Our software philosophy for Oxygen OS has always been to offer users a light and clean experience that is close to stock Android and oriented towards usage globally. With Oxygen OS 13, we want to deliver an experience that long-time OnePlus users will be familiar with while ensuring it upholds hallmarks of Oxygen OS, like a fast and smooth experience, burdenless design, and ease of use. Oxygen OS 13 will retain its unique visual design and a range of exclusive customization features.
As you can tell, this doesn’t exactly mean that OxygenOS 13 will be going back to OxygenOS’ glory days where it was the best Android skin out there with a stock look and some neat features sprinkled on top. OxygenOS 13 will still share the same codebase and likely include many of the quirks found in Oppo’s ColorOS, just rebranded to fit within the OxygenOS ecosystem.
What that means is that OxygenOS 13 might very well be the unified OS we were all dreading but with the OxygenOS name to calm the backlash down a bit. The fact that the quote above mentions “unique visual design” and “a range of exclusive customization features” is pretty darn indicative that that Oppo integration will still be put to some use, even if the OxygenOS brand lives on.
Our software philosophy for Oxygen OS has always been to offer users a light and clean experience that is close to stock Android and oriented towards usage globally.
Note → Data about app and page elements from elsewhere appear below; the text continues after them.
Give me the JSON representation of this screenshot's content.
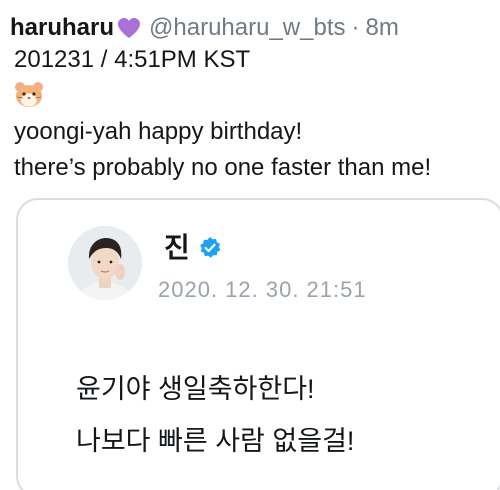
{
  "tweet": {
    "display_name": "haruharu",
    "heart_icon": "purple-heart-icon",
    "heart_color": "#a970d8",
    "handle": "@haruharu_w_bts",
    "separator": "·",
    "time": "8m",
    "lines": [
      "201231 / 4:51PM KST",
      "yoongi-yah happy birthday!",
      "there’s probably no one faster than me!"
    ],
    "emoji_icon": "hamster-face-emoji"
  },
  "quote": {
    "avatar_icon": "profile-photo",
    "name": "진",
    "verified_icon": "verified-badge-icon",
    "verified_color": "#1da1f2",
    "date": "2020. 12. 30. 21:51",
    "lines": [
      "윤기야 생일축하한다!",
      "나보다 빠른 사람 없을걸!"
    ]
  },
  "colors": {
    "text": "#14171a",
    "secondary": "#6f7a85",
    "border": "#d6dde3"
  }
}
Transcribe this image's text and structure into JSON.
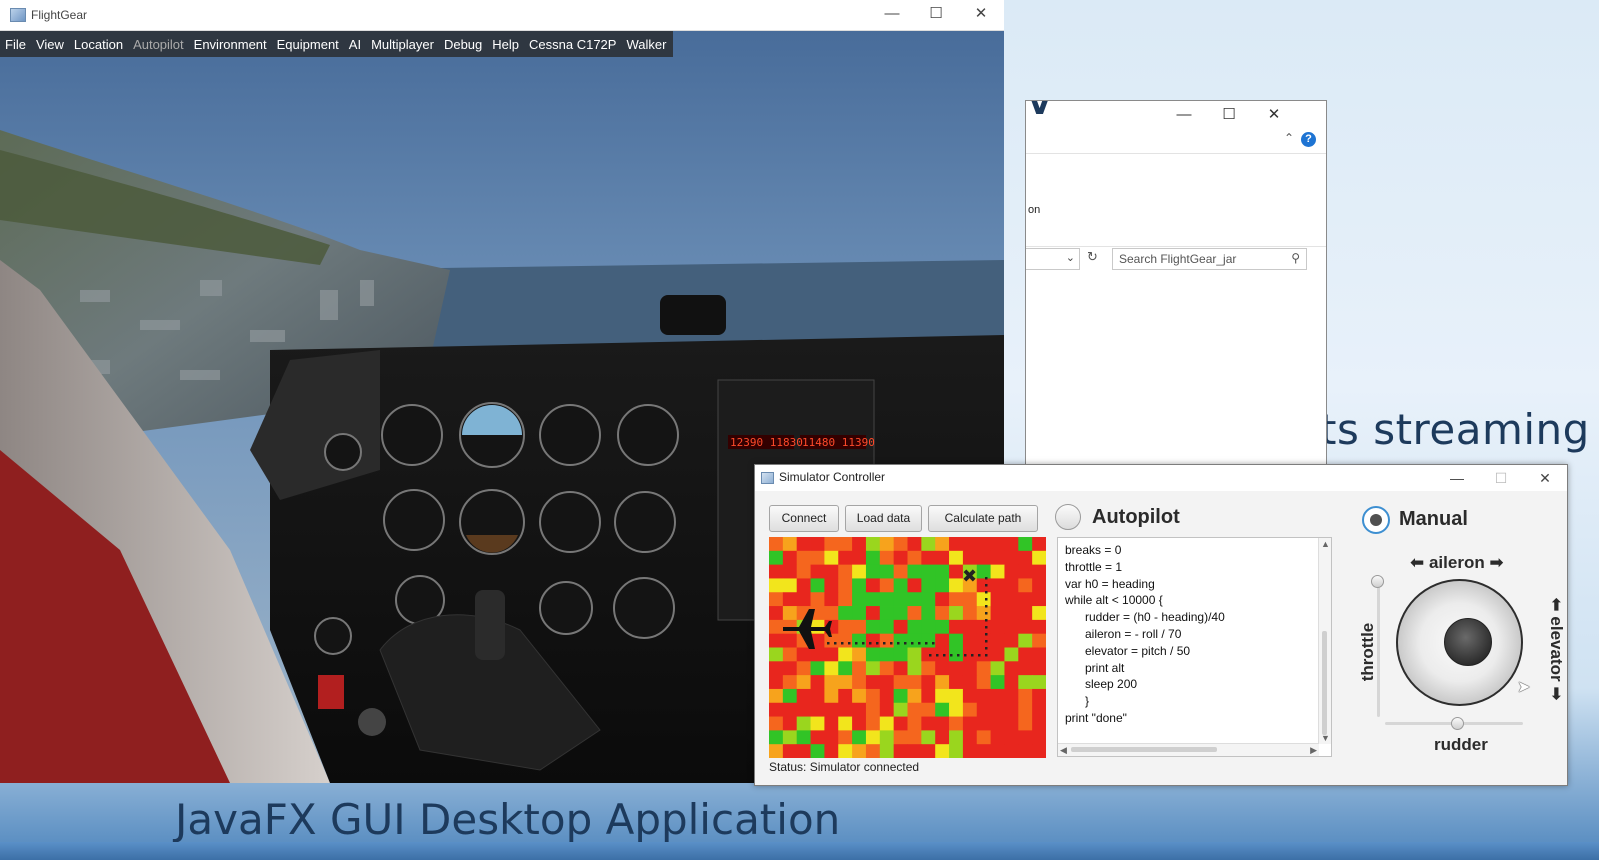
{
  "desktop": {
    "slide_text_streaming": "ts streaming",
    "slide_title": "JavaFX GUI Desktop Application"
  },
  "explorer": {
    "ribbon_text": "on",
    "search_placeholder": "Search FlightGear_jar",
    "minimize_icon": "minimize-icon",
    "maximize_icon": "maximize-icon",
    "close_icon": "close-icon",
    "help_icon": "?"
  },
  "flightgear": {
    "title": "FlightGear",
    "menu": [
      "File",
      "View",
      "Location",
      "Autopilot",
      "Environment",
      "Equipment",
      "AI",
      "Multiplayer",
      "Debug",
      "Help",
      "Cessna C172P",
      "Walker"
    ],
    "disabled_menu": "Autopilot"
  },
  "sim": {
    "title": "Simulator Controller",
    "buttons": {
      "connect": "Connect",
      "load_data": "Load data",
      "calculate_path": "Calculate path"
    },
    "autopilot_label": "Autopilot",
    "manual_label": "Manual",
    "mode_selected": "manual",
    "status": "Status: Simulator connected",
    "code": "breaks = 0\nthrottle = 1\nvar h0 = heading\nwhile alt < 10000 {\n      rudder = (h0 - heading)/40\n      aileron = - roll / 70\n      elevator = pitch / 50\n      print alt\n      sleep 200\n      }\nprint \"done\"",
    "joystick": {
      "aileron_label": "⬅ aileron ➡",
      "elevator_label": "⬅ elevator ➡",
      "throttle_label": "throttle",
      "rudder_label": "rudder",
      "throttle_value": 1.0,
      "rudder_value": 0.5,
      "aileron_value": 0.5,
      "elevator_value": 0.5
    },
    "heatmap": {
      "rows": 16,
      "cols": 20,
      "colors": {
        "red": "#e8261e",
        "orange": "#f5661e",
        "amber": "#f7a31c",
        "yellow": "#f2e51c",
        "lightgreen": "#9ad61e",
        "green": "#31c426"
      },
      "plane_icon": "airplane-icon",
      "target_icon": "x-target-icon"
    }
  }
}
With Oxygen OS 13, we want to deliver an experience that long-time OnePlus users will be familiar with while ensuring it upholds hallmarks of Oxygen OS, like a fast and smooth experience, burdenless design, and ease of use.
What this means
OnePlus has lost much of its identity by now. What originally started as an impossibly brave concept of sticking up to big guys has now turned into becoming the most ethical big guy possible themselves. OnePlus is no longer the flagship killer brand but that doesn’t mean it’s dying. Oh, no, no, no, it’s actually having the best sales ever due to expanding the product lineup and better global availability in certain regions.
That’s why the company backtracking a decision that technically doesn’t even affect mainstream consumers is kind of commendable. It shows that underneath all the corporate BS, OnePlus is still trying to remain true to its core values. OnePlus being under Oppo now means that they have more resources at their disposal than ever before to create the best devices possible. And with OxygenOS remaining separate from Oppo’s software, it’s only up to OnePlus to gain back the reputation it has lost over the past few months.